November 2, 2004
Joel and Jeanne Kerwin of White House Township, New Jersey, wanted to tell their neighbors and anyone else passing by on the busy road outside their house just how they felt about this election.
So they put up a huge canvas sign in mid-October that had yellow ribbons on it indicating support for the troops. The sign, which was about twenty-four feet long and three feet high, said, "Save America, Defeat Bush."
The Township of Readington didn't take kindly to it. "The township gave us a summons because the sign violated a zoning ordinance that says political signs can't be bigger than sixteen square feet," says Jeanne Kerwin, a medical ethicist at Overlook Hospital. "They said they had five complaints about the sign. We didn't argue; the ordinance is the ordinance. But before we took it down, it was stolen."
She says that all that remained was some torn canvas and the poles.

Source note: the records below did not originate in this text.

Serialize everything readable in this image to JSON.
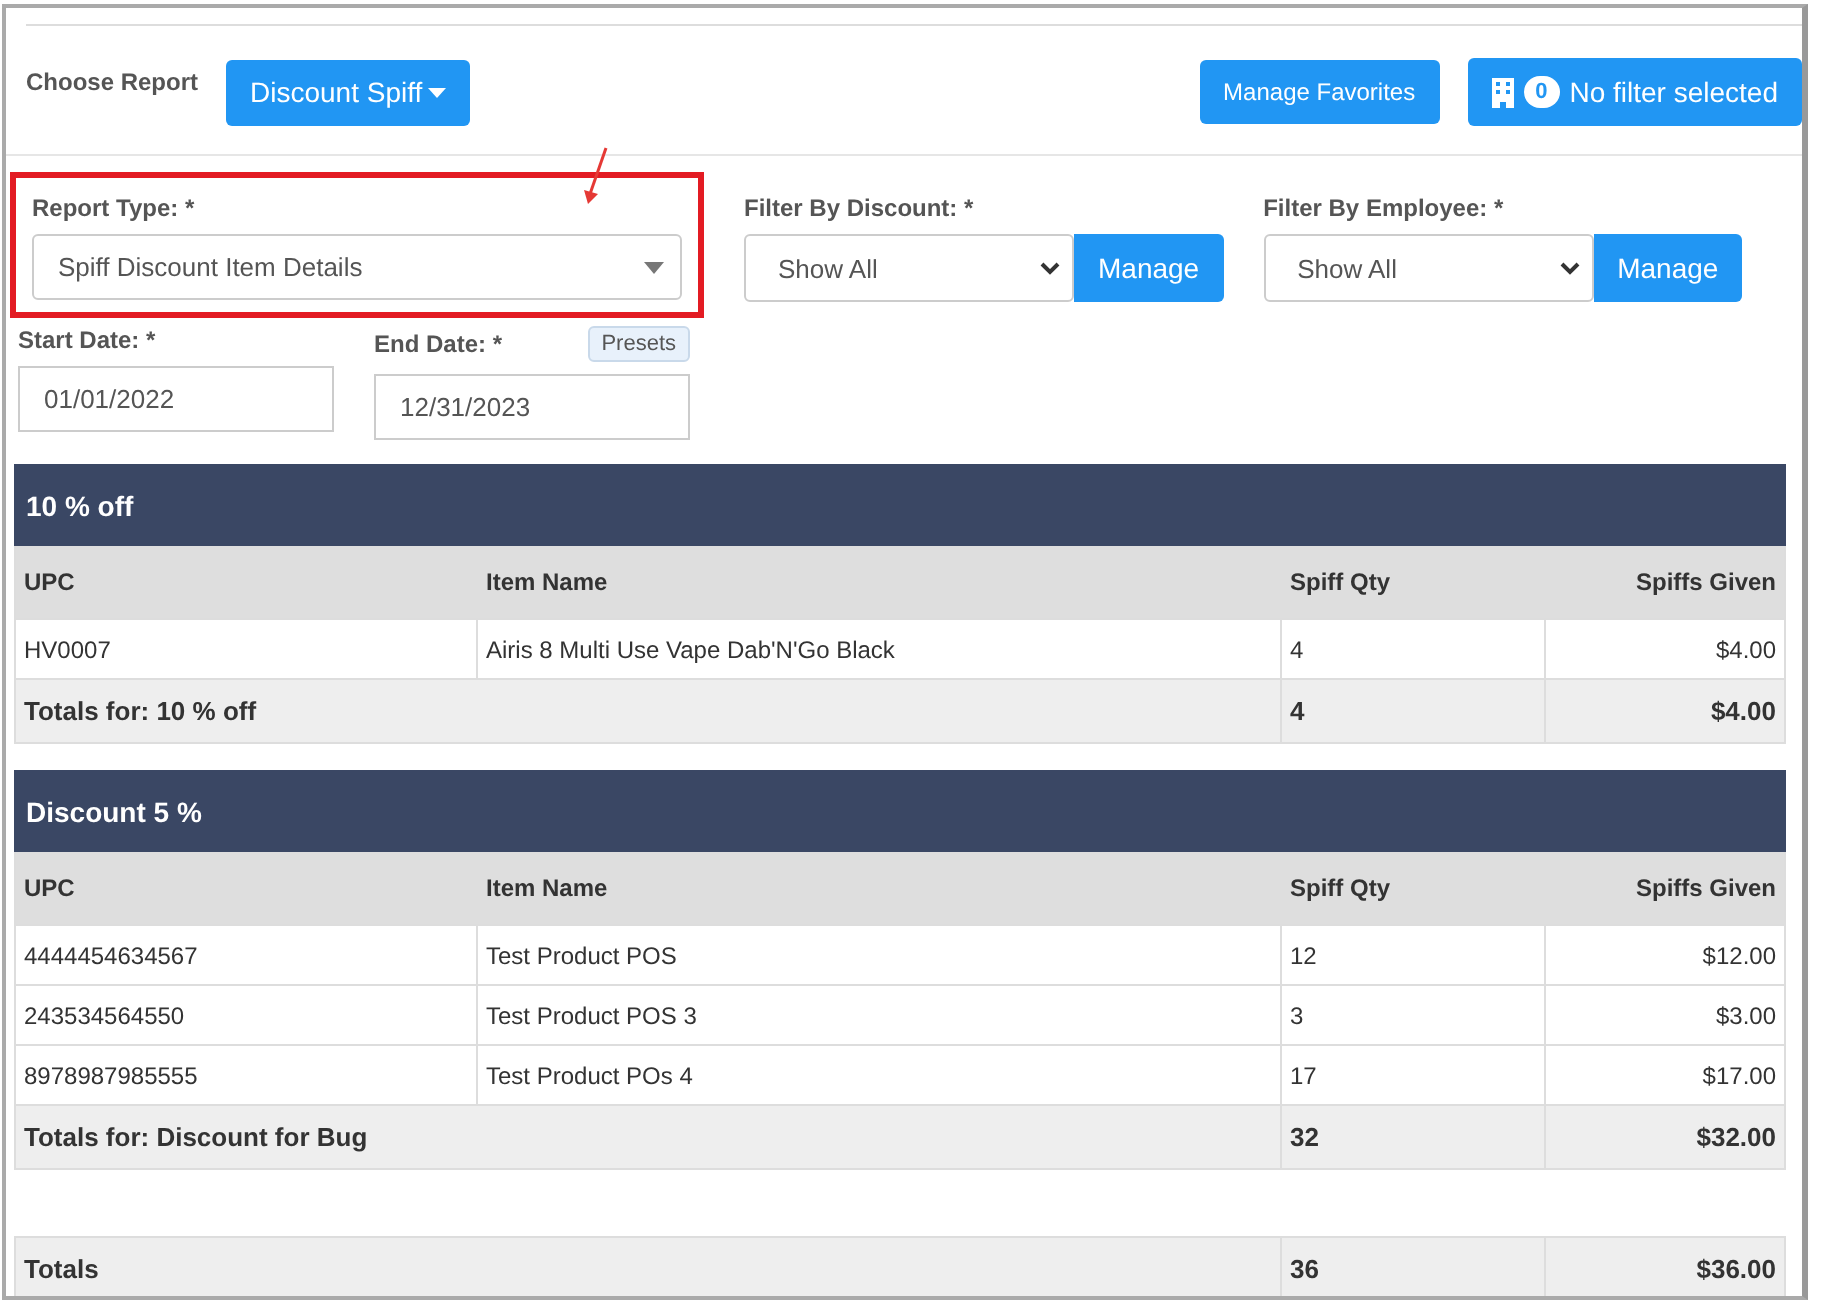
{
  "toolbar": {
    "choose_label": "Choose Report",
    "report_button": "Discount Spiff",
    "favorites_button": "Manage Favorites",
    "filter_count": "0",
    "filter_button": "No filter selected"
  },
  "filters": {
    "report_type": {
      "label": "Report Type: *",
      "value": "Spiff Discount Item Details",
      "highlighted": true
    },
    "discount": {
      "label": "Filter By Discount: *",
      "value": "Show All",
      "button": "Manage"
    },
    "employee": {
      "label": "Filter By Employee: *",
      "value": "Show All",
      "button": "Manage"
    },
    "start_date": {
      "label": "Start Date: *",
      "value": "01/01/2022"
    },
    "end_date": {
      "label": "End Date: *",
      "value": "12/31/2023"
    },
    "presets": "Presets"
  },
  "table": {
    "groups": [
      {
        "title": "10 % off",
        "columns": [
          "UPC",
          "Item Name",
          "Spiff Qty",
          "Spiffs Given"
        ],
        "rows": [
          [
            "HV0007",
            "Airis 8 Multi Use Vape Dab'N'Go Black",
            "4",
            "$4.00"
          ]
        ],
        "totals": [
          "Totals for: 10 % off",
          "4",
          "$4.00"
        ]
      },
      {
        "title": "Discount  5 %",
        "columns": [
          "UPC",
          "Item Name",
          "Spiff Qty",
          "Spiffs Given"
        ],
        "rows": [
          [
            "4444454634567",
            "Test Product POS",
            "12",
            "$12.00"
          ],
          [
            "243534564550",
            "Test Product POS 3",
            "3",
            "$3.00"
          ],
          [
            "8978987985555",
            "Test Product POs 4",
            "17",
            "$17.00"
          ]
        ],
        "totals": [
          "Totals for: Discount for Bug",
          "32",
          "$32.00"
        ]
      }
    ],
    "grand_totals": [
      "Totals",
      "36",
      "$36.00"
    ]
  }
}
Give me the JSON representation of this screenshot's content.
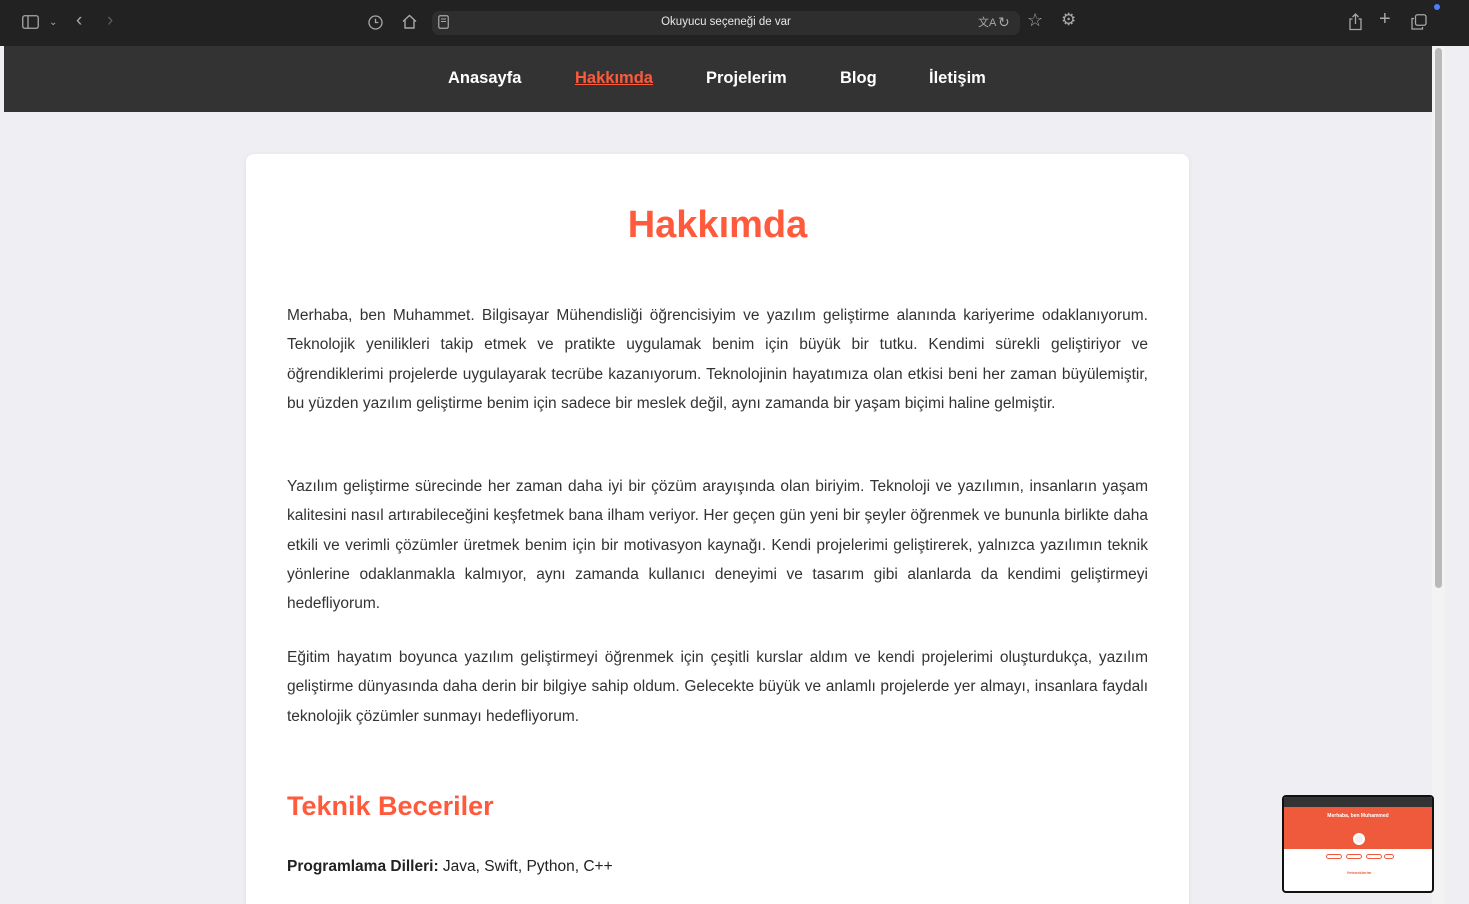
{
  "browser": {
    "address_text": "Okuyucu seçeneği de var",
    "icons": [
      "sidebar-icon",
      "chevron-down-icon",
      "back-icon",
      "forward-icon",
      "history-icon",
      "home-icon",
      "reader-icon",
      "translate-icon",
      "reload-icon",
      "bookmark-star-icon",
      "settings-icon",
      "share-icon",
      "new-tab-icon",
      "tabs-overview-icon"
    ]
  },
  "nav": {
    "items": [
      {
        "label": "Anasayfa"
      },
      {
        "label": "Hakkımda"
      },
      {
        "label": "Projelerim"
      },
      {
        "label": "Blog"
      },
      {
        "label": "İletişim"
      }
    ],
    "active": "Hakkımda"
  },
  "about": {
    "title": "Hakkımda",
    "paragraphs": [
      "Merhaba, ben Muhammet. Bilgisayar Mühendisliği öğrencisiyim ve yazılım geliştirme alanında kariyerime odaklanıyorum. Teknolojik yenilikleri takip etmek ve pratikte uygulamak benim için büyük bir tutku. Kendimi sürekli geliştiriyor ve öğrendiklerimi projelerde uygulayarak tecrübe kazanıyorum. Teknolojinin hayatımıza olan etkisi beni her zaman büyülemiştir, bu yüzden yazılım geliştirme benim için sadece bir meslek değil, aynı zamanda bir yaşam biçimi haline gelmiştir.",
      "Yazılım geliştirme sürecinde her zaman daha iyi bir çözüm arayışında olan biriyim. Teknoloji ve yazılımın, insanların yaşam kalitesini nasıl artırabileceğini keşfetmek bana ilham veriyor. Her geçen gün yeni bir şeyler öğrenmek ve bununla birlikte daha etkili ve verimli çözümler üretmek benim için bir motivasyon kaynağı. Kendi projelerimi geliştirerek, yalnızca yazılımın teknik yönlerine odaklanmakla kalmıyor, aynı zamanda kullanıcı deneyimi ve tasarım gibi alanlarda da kendimi geliştirmeyi hedefliyorum.",
      "Eğitim hayatım boyunca yazılım geliştirmeyi öğrenmek için çeşitli kurslar aldım ve kendi projelerimi oluşturdukça, yazılım geliştirme dünyasında daha derin bir bilgiye sahip oldum. Gelecekte büyük ve anlamlı projelerde yer almayı, insanlara faydalı teknolojik çözümler sunmayı hedefliyorum."
    ]
  },
  "skills": {
    "heading": "Teknik Beceriler",
    "programming_label": "Programlama Dilleri:",
    "programming_value": " Java, Swift, Python, C++"
  },
  "preview": {
    "title": "Merhaba, ben Muhammed",
    "subtitle": "Yeteneklerim"
  },
  "colors": {
    "accent": "#ff5a3c",
    "nav_bg": "#333333",
    "page_bg": "#efeef3",
    "toolbar_bg": "#222222"
  }
}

So on October 24, the Kerwins put up a second sign that conformed to the size requirements, with the exact same message.
"The following morning there was a knock on our door at about 6:45," Kerwin says. "It was the police. The cop said, 'Your sign is burning.' I looked out, and it was fully engulfed in flames. It was really scary."
The fire department came, and the police were called, but they didn't apprehend anyone for the crime.
The Kerwins refused to back down. Her son Fred True, who had made the two previous signs with some friends, went back to work.
"We said we're not going to be deterred," she says. "We have a constitutional right, so we put up a third sign: 'Wisdom is better than weapons of war. Rebuild America. Defeat Bush.' "
The line about wisdom is straight out of Ecclesiastes.
But that did not impress the vandals.
"On Nov. 1, at about 1:15 in the morning, I woke up to the sound of a staple gun," Kerwin says. "I looked out the window and saw someone stapling something onto our sign. My husband jumped into his clothes. I was fearful, honestly. I told my husband, 'Be careful. These people are vicious. They're hateful.' I was worried for his well-being, and I was watching from the window. The guy jumped in his car before he got out there. I was relieved, actually. You never know what these people will do."
What they had done was to staple eight cardboard posters onto the sign, which covered it all up. And on the cardboad, they wrote their own political messages, Kerwin says.
"One of them said, 'Ten out of ten terrorists don't want Bush. Vote Bush.' Another one said, 'UN sanctions failed. War is the answer.' "
Kerwin's husband ripped the cardboard down, but there was still more trouble before the day was through.
That afternoon, Joel Kerwin "saw someone walk up to the sign and start ripping the sign down," she says. "My husband approached him, he lunged, and my 58-year-old husband pinned him to the ground."
According to Kerwin, the police then came and arrested the man, who was a retired police officer, as is Joel Kerwin.
The Readington Township police did not return two phone calls from The Progressive. But Detective Sergeant James Izzo told the Courier News, which broke the story about the arson, that the police were investigating that crime.
"It's a sobering slap in the face that this sort of thing still goes on," says Fred True, who has put up similar signs around the area.
"We live in a very Republican town," says Kerwin, "and I happen to be a registered Republican, though I haven't voted that way the last two times. So I'm not surprised people didn't agree with the sign, but I am dismayed and shocked by the violent and hateful reaction. It's a scary thing because I think we're losing the integrity of our Constitution. We're going backwards. People are going back into savage ways."